Human capital is a key contributor to a country's economy. Here's how families and the state can nurture this asset.
A wealth tax would put a price on past emissions and could be used to mitigate the negative effects of poverty, including vulnerability to climate change.
For a nation in the grips of a housing crisis, you'd expect high-rise developments to be good news – unfortunately not.
From wealth, to the natural world, to genes and intelligence, a podcast exploring the theme of inheritance.
South Africans debating the zero rating of certain products for VAT purposes must realise it isn't a panacea for poor people and should be accompanied by other policies.
Several companies are trying to develop life extension methods that could enable some people to live far longer.
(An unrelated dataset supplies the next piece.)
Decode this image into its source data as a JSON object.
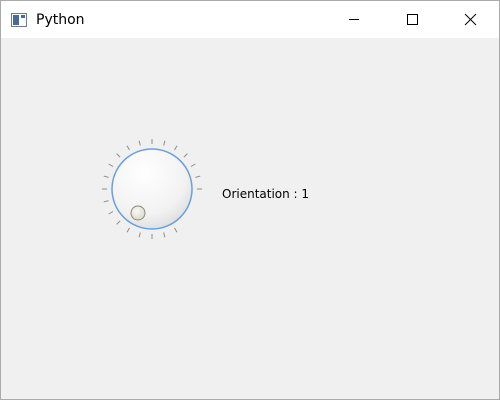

There are some ethical dilemmas.
The universal basic income movement has a major problem: both critics and even many supporters don’t understand how much it would really cost.
Economists, politicians and the media watch GDP closely. But it isn't the best way to measure the health of the US economy.
London's super rich are building thousands of subterranean palaces.
Under some circumstances, people may feel wealthier than they actually are and this makes them psychologically more prone to increase their spending, as well as their borrowing.
Labor's plan to axe franking credit refunds has reignited debate over the income and wealth of older Australians.
The presidents of the University of Michigan, the University of Oregon and The Ohio State University offer three ways to judge the value of a college education.
When it comes to incomes, millennials in Australia haven't fallen behind.
Income inequality, the most common way to measure the gap between the rich and the poor, only tells part of the story. Wealth inequality tells the rest.
Distributed-energy technologies are a disruptive force that can improve the quality of life for the world's most disadvantaged and poor.
A scholar suggests a few approaches that have withstood the test of time.
There are about 2,000 billionaires in the world, controlling over $7.6 trillion. How does that compare to the income of an average American?
Wealth managers are playing an increasing role in determining what social causes are funded and how.